Visualizing One Year of Fluctuating Covid-19 Vaccine Stock Prices
The coronavirus is reshaping the global economy in a lot of different ways, and it’s placed a spotlight on how pharmaceutical companies make money. After all, 1 in 5 Americans is now fully vaccinated against Covid-19. But a detailed look at the stock market performance of top vaccine stocks raises questions about whether they are still worth investing in.
- Novavax is easily the biggest winner in a portfolio of Covid-19 vaccine companies, returning +1,192% from a year ago and topping out in February at $319.93 per share.
- Other Covid-19 vaccine companies have seen positive share price results over the last 12 months, including Moderna (+341%), BioNTech (106%) and Johnson & Johnson (+31%).
- Not all Covid-19 vaccine makers are seeing outstanding shareholder returns, including Sinovac which is exactly flat at $6.47 over the last year.
- These movements in stock value should be placed in the broader context of a stock market that is high by historical standards, not to mention business models that rely on more than just the production of a single vaccine.
We found the data for our visual at Yahoo Finance. We charted the last 12 months of stock price changes in percentage terms, and we marked the highest prices reached for several major companies intimately involved with the manufacture and distribution of Covid-19 vaccines. The result is an interesting portrait of the market’s reaction to the key companies most closely tied to helping the world resolve Covid-19 once and for all.
The most obvious standout among the portfolio of Covid-19 vaccine makers is Novavax. On April 1, 2020, Novavax stock opened at just $14.18 per share. It then sharply skyrocketed throughout the summer peaking in mid-August at around $180 per share, before dropping back down and shooting back up in the fall to a high of $319.93. In total, over the last 12 months, shareholders have experienced a net gain of +1,192%. That’s because unlike most of the other companies in our visual, Novavax went from being a relatively unknown pharmaceutical company on the East Coast to a major contender with a highly effective Covid-19 vaccine.
Other vaccine makers have also seen positive returns on their stock, but none anywhere close to Novavax. Moderna boasted excellent returns for shareholders, topping +340% in year-over-year growth, followed by BioNTech at +106%. Johnson & Johnson saw a total increase of +31% in value, peaking at $169.42 per share in January. It remains to be seen how the latest federal guidance to pause the Johnson & Johnson vaccine will impact the company. And at the lowest end of the scale, Sinovac remained steady, closing at exactly the same price of $6.47 from where it started 12 months ago.
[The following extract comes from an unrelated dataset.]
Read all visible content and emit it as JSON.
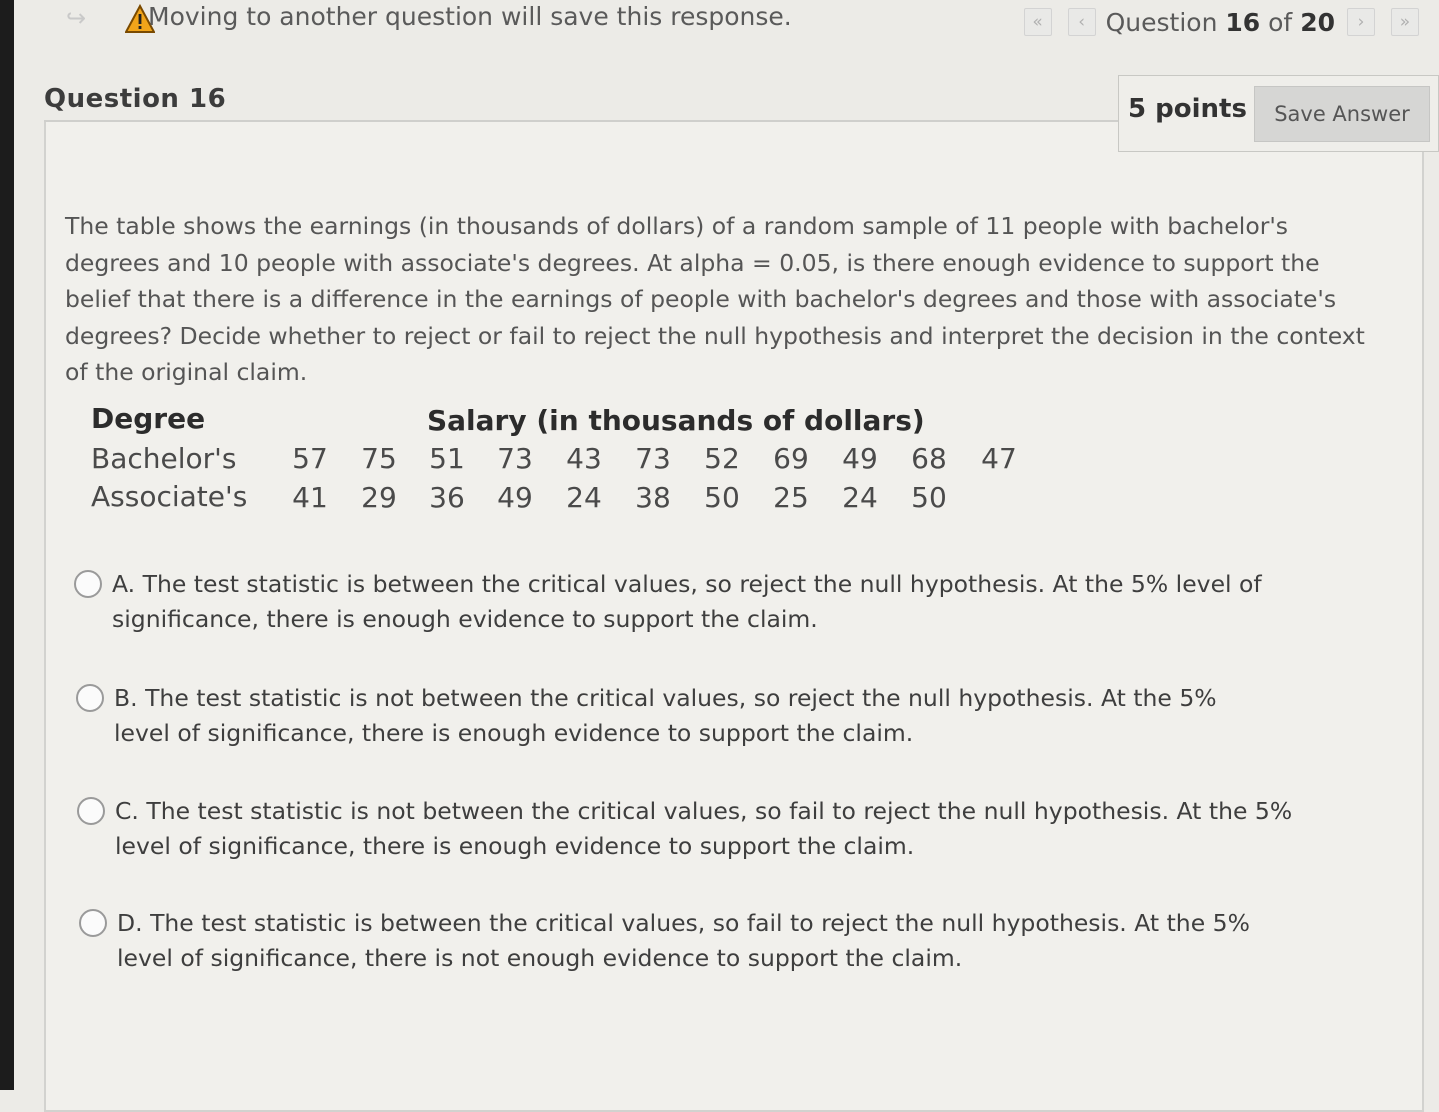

It helps to put some of these stock price movements into context. In general, the broader stock market is close to an all-time record high. Over the last 12 months, the S&P 500 is up +56.3%, beating half the companies in our visual. The price for a share of Slack is up +69.8%, and Zoom is up an eye-popping +158%. And don’t forget, Gamestop is still up +3,527% from a year ago.
There are a couple other caveats to keep in mind about the stock price movements for these major pharmaceutical companies. Covid-19 vaccines are still only a portion of many of these companies’ portfolios of products. Johnson & Johnson for example makes a lot of different medical and consumer products, including well-known brands like Neutrogena and their now infamous baby powder. And finally, many companies manufacturing the Covid-19 vaccine are sensitive to the perception that they are making money off the pandemic. That’s why the most expensive vaccine costs only about $40, and the U.S. federal government’s stated policy is to provide vaccines at no cost to consumers. In short, big pharma stock prices are up, but that doesn’t necessarily mean these companies are gouging consumers during a lethal pandemic.
Want to help fight the coronavirus right now? Donate to the WHO’s Covid-19 Response Fund. Many health insurance companies are also covering the cost of getting the Covid-19 vaccine, so check out our health insurance cost guide if you don’t have coverage yet.